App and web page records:
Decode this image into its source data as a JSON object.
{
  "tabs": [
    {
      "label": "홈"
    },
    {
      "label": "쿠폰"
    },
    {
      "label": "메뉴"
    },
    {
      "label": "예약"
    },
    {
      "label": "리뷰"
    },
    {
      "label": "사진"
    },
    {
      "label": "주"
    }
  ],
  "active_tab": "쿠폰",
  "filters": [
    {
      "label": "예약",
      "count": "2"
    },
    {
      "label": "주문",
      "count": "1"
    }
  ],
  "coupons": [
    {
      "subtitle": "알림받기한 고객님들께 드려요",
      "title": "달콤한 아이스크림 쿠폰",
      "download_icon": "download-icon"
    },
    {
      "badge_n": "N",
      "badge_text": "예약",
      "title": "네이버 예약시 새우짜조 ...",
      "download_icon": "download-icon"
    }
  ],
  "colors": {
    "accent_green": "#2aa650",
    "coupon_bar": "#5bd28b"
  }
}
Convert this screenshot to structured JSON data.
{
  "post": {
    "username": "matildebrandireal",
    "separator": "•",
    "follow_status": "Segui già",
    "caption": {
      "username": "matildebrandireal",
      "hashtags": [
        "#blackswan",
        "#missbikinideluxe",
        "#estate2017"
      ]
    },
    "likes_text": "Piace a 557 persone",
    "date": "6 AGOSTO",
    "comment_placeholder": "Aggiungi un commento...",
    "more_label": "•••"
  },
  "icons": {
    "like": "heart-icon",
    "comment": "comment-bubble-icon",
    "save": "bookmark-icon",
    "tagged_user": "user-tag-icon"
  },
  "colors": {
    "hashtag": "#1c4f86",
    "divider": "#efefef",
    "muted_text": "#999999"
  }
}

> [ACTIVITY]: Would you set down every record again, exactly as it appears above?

> [RESULT OF THIS EXERCISE]:
Decode this image into its source data as a JSON object.
{
  "tabs": [
    {
      "label": "홈"
    },
    {
      "label": "쿠폰"
    },
    {
      "label": "메뉴"
    },
    {
      "label": "예약"
    },
    {
      "label": "리뷰"
    },
    {
      "label": "사진"
    },
    {
      "label": "주"
    }
  ],
  "active_tab": "쿠폰",
  "filters": [
    {
      "label": "예약",
      "count": "2"
    },
    {
      "label": "주문",
      "count": "1"
    }
  ],
  "coupons": [
    {
      "subtitle": "알림받기한 고객님들께 드려요",
      "title": "달콤한 아이스크림 쿠폰",
      "download_icon": "download-icon"
    },
    {
      "badge_n": "N",
      "badge_text": "예약",
      "title": "네이버 예약시 새우짜조 ...",
      "download_icon": "download-icon"
    }
  ],
  "colors": {
    "accent_green": "#2aa650",
    "coupon_bar": "#5bd28b"
  }
}
Convert this screenshot to structured JSON data.
{
  "post": {
    "username": "matildebrandireal",
    "separator": "•",
    "follow_status": "Segui già",
    "caption": {
      "username": "matildebrandireal",
      "hashtags": [
        "#blackswan",
        "#missbikinideluxe",
        "#estate2017"
      ]
    },
    "likes_text": "Piace a 557 persone",
    "date": "6 AGOSTO",
    "comment_placeholder": "Aggiungi un commento...",
    "more_label": "•••"
  },
  "icons": {
    "like": "heart-icon",
    "comment": "comment-bubble-icon",
    "save": "bookmark-icon",
    "tagged_user": "user-tag-icon"
  },
  "colors": {
    "hashtag": "#1c4f86",
    "divider": "#efefef",
    "muted_text": "#999999"
  }
}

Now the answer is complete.